On July 17, 2018, Japan and the European Union (EU) have signed an Economic Partnership Agreement (EPA) which will remove EU import duties on Japanese cars as well as the vast majority of tariffs on imports of European meat, wine, and dairy products. If approved by the Japanese Diet and European Parliament and put into force, the agreement will open up huge market opportunities for both sides:
What will change for Japanese and EU companies?
Trade negotiations between the EU and Japan have been conducted since March 2013. At the EU-Japan summit on July 6, 2017, both parties reached an agreement in principle on the main elements of a free trade deal. Its key elements include the following:
The EU-Japan negotiations also addressed many non-tariff measures that had constituted a concern for EU companies, as some Japanese technical requirements and certification procedures often make it difficult to export safe European products to Japan. The agreement will go a long way in facilitating the access of EU companies to the highly regulated Japanese market, especially with regard to motor vehicles. The EPA ensures that both Japan and the EU will fully align themselves to the same international standards on product safety and the protection of the environment, meaning that European cars will be subject to the same requirements in the EU and Japan, and will not need to be tested and certified again when exported to Japan. With Japan now committing itself to international car standards, EU exports of cars to Japan will be significantly simplified.

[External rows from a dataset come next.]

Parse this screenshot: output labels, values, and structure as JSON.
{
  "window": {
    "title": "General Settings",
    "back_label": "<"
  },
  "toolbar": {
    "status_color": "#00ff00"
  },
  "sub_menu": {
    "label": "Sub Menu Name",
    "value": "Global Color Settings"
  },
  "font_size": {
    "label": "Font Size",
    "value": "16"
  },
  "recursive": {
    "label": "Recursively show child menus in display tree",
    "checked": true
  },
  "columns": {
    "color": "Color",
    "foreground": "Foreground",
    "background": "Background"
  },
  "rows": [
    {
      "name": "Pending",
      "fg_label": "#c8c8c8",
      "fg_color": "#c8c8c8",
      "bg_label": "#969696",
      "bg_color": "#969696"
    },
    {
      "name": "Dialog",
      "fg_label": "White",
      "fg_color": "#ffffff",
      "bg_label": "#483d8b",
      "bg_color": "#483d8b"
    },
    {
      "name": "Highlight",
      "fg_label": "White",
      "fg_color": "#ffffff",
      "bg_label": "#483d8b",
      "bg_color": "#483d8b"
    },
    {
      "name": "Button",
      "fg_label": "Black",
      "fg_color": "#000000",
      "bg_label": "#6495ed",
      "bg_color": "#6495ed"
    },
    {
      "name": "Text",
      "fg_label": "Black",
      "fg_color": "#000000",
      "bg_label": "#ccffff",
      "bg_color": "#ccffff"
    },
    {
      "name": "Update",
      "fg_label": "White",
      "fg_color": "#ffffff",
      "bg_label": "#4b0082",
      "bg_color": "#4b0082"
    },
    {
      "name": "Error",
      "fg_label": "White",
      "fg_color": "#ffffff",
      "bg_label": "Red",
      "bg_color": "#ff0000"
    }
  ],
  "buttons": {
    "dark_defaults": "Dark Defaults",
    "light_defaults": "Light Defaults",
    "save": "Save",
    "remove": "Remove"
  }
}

Additionally, it is remarkable that the EPA will be a specific chapter on corporate governance, based on the G20/OECD’s Principles on Corporate Governance and reflecting Japan’s and the EU’s best practices and rules in this area. Both Japan and the EU commit themselves to adhere to key principles and objectives, such as transparency and disclosure of information on publicly listed companies, accountability of the management towards shareholders, responsible decision-making based on an objective and independent standpoint, effective and fair exercise of shareholders’ rights and transparency and fairness in takeover transactions.
And what is next?
After today’s approval, the EPA will be sent to the National Diet for its approval. In the EU, the European Parliament must approve the agreement, which it is expected to vote on in autumn 2018. The aim is for the EPA to enter into force before the end of 2019. If a deal is entered into force before the Brexit date on March 29, 2019, the EPA could automatically apply to Britain during a post-March 2019 transition period of around two years. At a time when protectionist pressures are growing, the trade agreement between Japan and the EU sends a clear signal that two of the world's largest economies reject protectionism and are open for business and for trade on the basis of fair rules and high standards.
There is a good chance that the EPA will expand and deepen trade and economic relations between the two partners. Japan and Europe are regions with a high per capita income, highly developed industrial and service industries, and discerning consumer markets. Both parties are committed to similar areas of future development, such as digitization, interconnectivity, robotics, mobility, life science, and energy efficiency.
On June 26, 2018, the European Council also adopted a decision on the signing and provisional application of an EU-Japan Strategic Partnership Agreement (SPA). Both the EPA and SPA will enhance the two parties’ relations in many ways. On one hand, the EPA focuses on economic aspects such as elimination and reduction of customs duties and establishing rules to promote free trade. On the other hand, the SPA will provide the legal framework for cooperation between Japan and the EU to find solutions to common challenges, such as climate change, cybersecurity, energy security, disaster management and migration. It will also contribute to boosting economic growth, creating employment, and strengthening business competitiveness in both Japan and the EU.
The potential for positive synergies and network effects is, therefore, significant.